__Data about app and page elements__
*** Begin section ***

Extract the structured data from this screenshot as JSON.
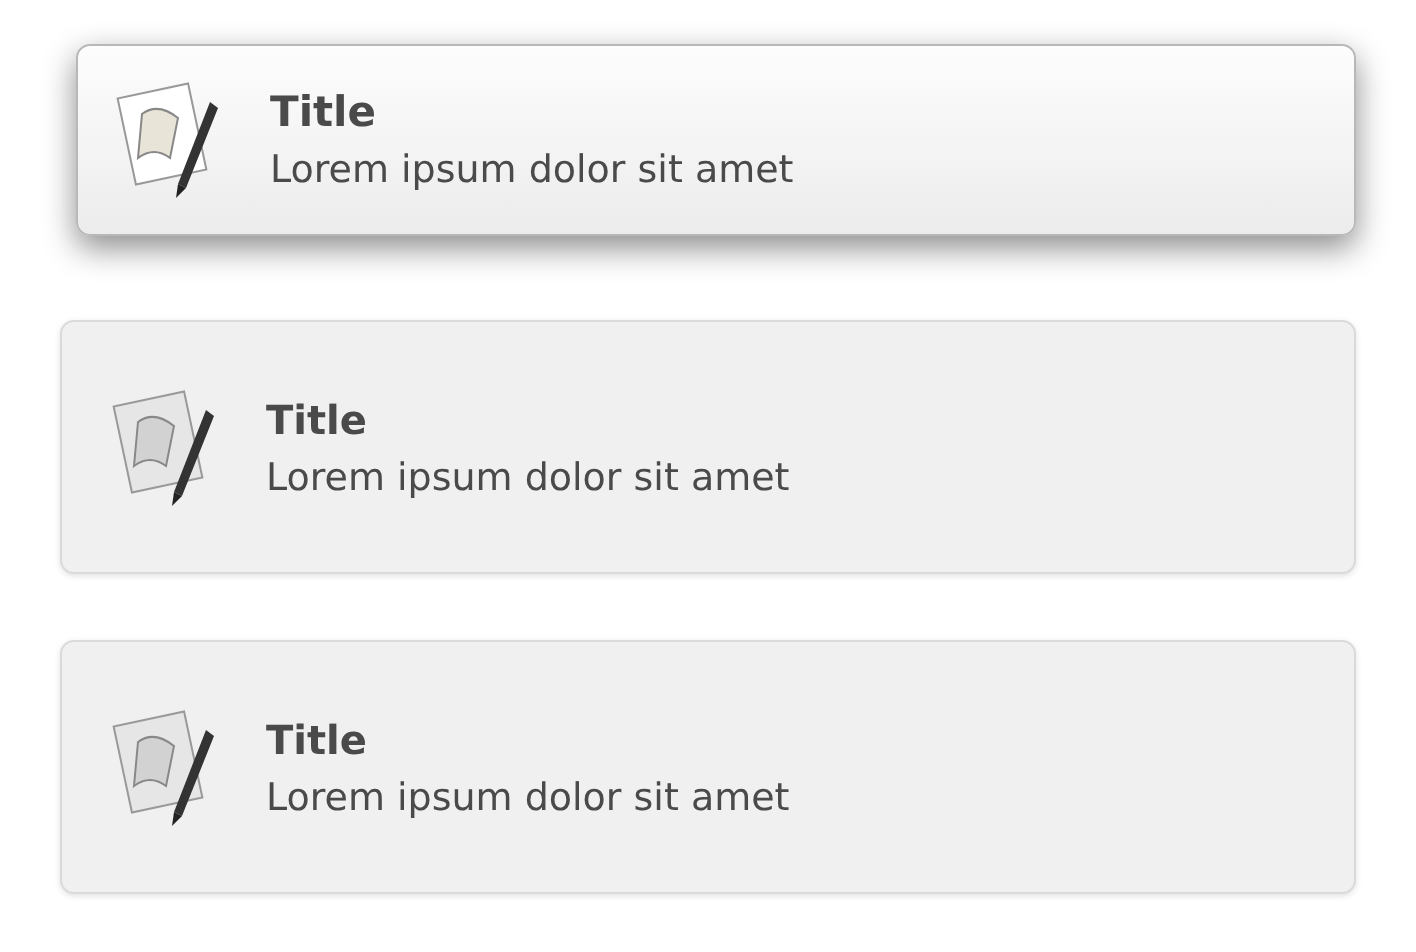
{
  "cards": [
    {
      "title": "Title",
      "subtitle": "Lorem ipsum dolor sit amet",
      "selected": true
    },
    {
      "title": "Title",
      "subtitle": "Lorem ipsum dolor sit amet",
      "selected": false
    },
    {
      "title": "Title",
      "subtitle": "Lorem ipsum dolor sit amet",
      "selected": false
    }
  ]
}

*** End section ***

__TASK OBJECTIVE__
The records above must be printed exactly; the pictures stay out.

__EXERCISE SOLUTION__
Extract the structured data from this screenshot as JSON.
{
  "cards": [
    {
      "title": "Title",
      "subtitle": "Lorem ipsum dolor sit amet",
      "selected": true
    },
    {
      "title": "Title",
      "subtitle": "Lorem ipsum dolor sit amet",
      "selected": false
    },
    {
      "title": "Title",
      "subtitle": "Lorem ipsum dolor sit amet",
      "selected": false
    }
  ]
}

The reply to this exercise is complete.